Every entry must be printed again exactly, with nothing left out.

[Dataset rows describing interfaces]

"""

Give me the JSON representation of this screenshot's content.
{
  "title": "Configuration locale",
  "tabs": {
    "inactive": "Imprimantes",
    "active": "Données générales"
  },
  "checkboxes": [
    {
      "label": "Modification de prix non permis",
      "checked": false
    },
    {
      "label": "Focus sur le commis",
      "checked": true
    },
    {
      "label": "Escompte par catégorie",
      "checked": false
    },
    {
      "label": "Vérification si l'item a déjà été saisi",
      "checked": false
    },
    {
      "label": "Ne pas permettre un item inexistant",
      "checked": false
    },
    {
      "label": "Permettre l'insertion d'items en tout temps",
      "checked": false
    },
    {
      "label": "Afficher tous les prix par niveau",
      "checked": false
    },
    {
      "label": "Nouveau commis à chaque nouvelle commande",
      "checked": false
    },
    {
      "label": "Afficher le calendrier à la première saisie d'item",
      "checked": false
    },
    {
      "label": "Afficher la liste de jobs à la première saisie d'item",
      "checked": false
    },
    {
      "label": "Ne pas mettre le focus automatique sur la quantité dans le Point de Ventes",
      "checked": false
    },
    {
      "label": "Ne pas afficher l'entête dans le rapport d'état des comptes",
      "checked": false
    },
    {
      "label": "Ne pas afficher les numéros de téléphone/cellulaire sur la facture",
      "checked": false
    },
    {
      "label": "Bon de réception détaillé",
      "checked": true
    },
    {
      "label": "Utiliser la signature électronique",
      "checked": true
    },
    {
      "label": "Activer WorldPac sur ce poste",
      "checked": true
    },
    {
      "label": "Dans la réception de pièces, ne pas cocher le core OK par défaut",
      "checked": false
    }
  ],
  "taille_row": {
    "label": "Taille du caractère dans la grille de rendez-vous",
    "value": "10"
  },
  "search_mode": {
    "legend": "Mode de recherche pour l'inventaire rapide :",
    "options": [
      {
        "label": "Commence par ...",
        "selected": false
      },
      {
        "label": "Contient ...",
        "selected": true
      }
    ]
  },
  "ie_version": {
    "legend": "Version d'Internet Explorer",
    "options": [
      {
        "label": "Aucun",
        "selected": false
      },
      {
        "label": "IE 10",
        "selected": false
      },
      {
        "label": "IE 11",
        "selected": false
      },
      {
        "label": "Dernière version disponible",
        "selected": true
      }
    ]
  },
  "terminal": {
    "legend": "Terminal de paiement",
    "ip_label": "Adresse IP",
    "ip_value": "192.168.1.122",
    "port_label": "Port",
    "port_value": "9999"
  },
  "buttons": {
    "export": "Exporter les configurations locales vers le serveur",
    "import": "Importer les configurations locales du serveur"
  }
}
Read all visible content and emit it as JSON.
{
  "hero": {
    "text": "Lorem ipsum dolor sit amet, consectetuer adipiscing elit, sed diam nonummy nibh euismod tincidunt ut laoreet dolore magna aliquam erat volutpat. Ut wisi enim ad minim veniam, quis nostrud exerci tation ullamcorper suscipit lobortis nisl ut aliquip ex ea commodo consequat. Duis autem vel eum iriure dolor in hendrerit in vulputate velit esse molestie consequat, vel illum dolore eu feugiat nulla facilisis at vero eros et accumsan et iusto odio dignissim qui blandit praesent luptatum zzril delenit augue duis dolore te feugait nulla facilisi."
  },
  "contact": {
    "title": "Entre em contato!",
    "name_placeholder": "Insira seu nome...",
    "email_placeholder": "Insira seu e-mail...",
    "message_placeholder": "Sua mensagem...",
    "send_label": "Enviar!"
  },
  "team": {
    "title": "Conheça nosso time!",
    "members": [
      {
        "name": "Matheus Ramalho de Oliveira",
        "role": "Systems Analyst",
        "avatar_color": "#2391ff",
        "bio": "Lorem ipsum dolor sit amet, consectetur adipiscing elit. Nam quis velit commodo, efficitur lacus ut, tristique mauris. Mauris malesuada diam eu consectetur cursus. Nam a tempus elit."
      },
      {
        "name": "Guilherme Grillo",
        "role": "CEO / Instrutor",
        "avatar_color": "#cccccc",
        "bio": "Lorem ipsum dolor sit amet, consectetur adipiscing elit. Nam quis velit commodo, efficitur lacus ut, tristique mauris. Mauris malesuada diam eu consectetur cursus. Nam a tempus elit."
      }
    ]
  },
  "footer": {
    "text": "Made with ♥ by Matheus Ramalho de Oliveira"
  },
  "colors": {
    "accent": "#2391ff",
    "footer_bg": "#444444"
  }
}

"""

*WRITTEN ANSWER*
Give me the JSON representation of this screenshot's content.
{
  "title": "Configuration locale",
  "tabs": {
    "inactive": "Imprimantes",
    "active": "Données générales"
  },
  "checkboxes": [
    {
      "label": "Modification de prix non permis",
      "checked": false
    },
    {
      "label": "Focus sur le commis",
      "checked": true
    },
    {
      "label": "Escompte par catégorie",
      "checked": false
    },
    {
      "label": "Vérification si l'item a déjà été saisi",
      "checked": false
    },
    {
      "label": "Ne pas permettre un item inexistant",
      "checked": false
    },
    {
      "label": "Permettre l'insertion d'items en tout temps",
      "checked": false
    },
    {
      "label": "Afficher tous les prix par niveau",
      "checked": false
    },
    {
      "label": "Nouveau commis à chaque nouvelle commande",
      "checked": false
    },
    {
      "label": "Afficher le calendrier à la première saisie d'item",
      "checked": false
    },
    {
      "label": "Afficher la liste de jobs à la première saisie d'item",
      "checked": false
    },
    {
      "label": "Ne pas mettre le focus automatique sur la quantité dans le Point de Ventes",
      "checked": false
    },
    {
      "label": "Ne pas afficher l'entête dans le rapport d'état des comptes",
      "checked": false
    },
    {
      "label": "Ne pas afficher les numéros de téléphone/cellulaire sur la facture",
      "checked": false
    },
    {
      "label": "Bon de réception détaillé",
      "checked": true
    },
    {
      "label": "Utiliser la signature électronique",
      "checked": true
    },
    {
      "label": "Activer WorldPac sur ce poste",
      "checked": true
    },
    {
      "label": "Dans la réception de pièces, ne pas cocher le core OK par défaut",
      "checked": false
    }
  ],
  "taille_row": {
    "label": "Taille du caractère dans la grille de rendez-vous",
    "value": "10"
  },
  "search_mode": {
    "legend": "Mode de recherche pour l'inventaire rapide :",
    "options": [
      {
        "label": "Commence par ...",
        "selected": false
      },
      {
        "label": "Contient ...",
        "selected": true
      }
    ]
  },
  "ie_version": {
    "legend": "Version d'Internet Explorer",
    "options": [
      {
        "label": "Aucun",
        "selected": false
      },
      {
        "label": "IE 10",
        "selected": false
      },
      {
        "label": "IE 11",
        "selected": false
      },
      {
        "label": "Dernière version disponible",
        "selected": true
      }
    ]
  },
  "terminal": {
    "legend": "Terminal de paiement",
    "ip_label": "Adresse IP",
    "ip_value": "192.168.1.122",
    "port_label": "Port",
    "port_value": "9999"
  },
  "buttons": {
    "export": "Exporter les configurations locales vers le serveur",
    "import": "Importer les configurations locales du serveur"
  }
}
Read all visible content and emit it as JSON.
{
  "hero": {
    "text": "Lorem ipsum dolor sit amet, consectetuer adipiscing elit, sed diam nonummy nibh euismod tincidunt ut laoreet dolore magna aliquam erat volutpat. Ut wisi enim ad minim veniam, quis nostrud exerci tation ullamcorper suscipit lobortis nisl ut aliquip ex ea commodo consequat. Duis autem vel eum iriure dolor in hendrerit in vulputate velit esse molestie consequat, vel illum dolore eu feugiat nulla facilisis at vero eros et accumsan et iusto odio dignissim qui blandit praesent luptatum zzril delenit augue duis dolore te feugait nulla facilisi."
  },
  "contact": {
    "title": "Entre em contato!",
    "name_placeholder": "Insira seu nome...",
    "email_placeholder": "Insira seu e-mail...",
    "message_placeholder": "Sua mensagem...",
    "send_label": "Enviar!"
  },
  "team": {
    "title": "Conheça nosso time!",
    "members": [
      {
        "name": "Matheus Ramalho de Oliveira",
        "role": "Systems Analyst",
        "avatar_color": "#2391ff",
        "bio": "Lorem ipsum dolor sit amet, consectetur adipiscing elit. Nam quis velit commodo, efficitur lacus ut, tristique mauris. Mauris malesuada diam eu consectetur cursus. Nam a tempus elit."
      },
      {
        "name": "Guilherme Grillo",
        "role": "CEO / Instrutor",
        "avatar_color": "#cccccc",
        "bio": "Lorem ipsum dolor sit amet, consectetur adipiscing elit. Nam quis velit commodo, efficitur lacus ut, tristique mauris. Mauris malesuada diam eu consectetur cursus. Nam a tempus elit."
      }
    ]
  },
  "footer": {
    "text": "Made with ♥ by Matheus Ramalho de Oliveira"
  },
  "colors": {
    "accent": "#2391ff",
    "footer_bg": "#444444"
  }
}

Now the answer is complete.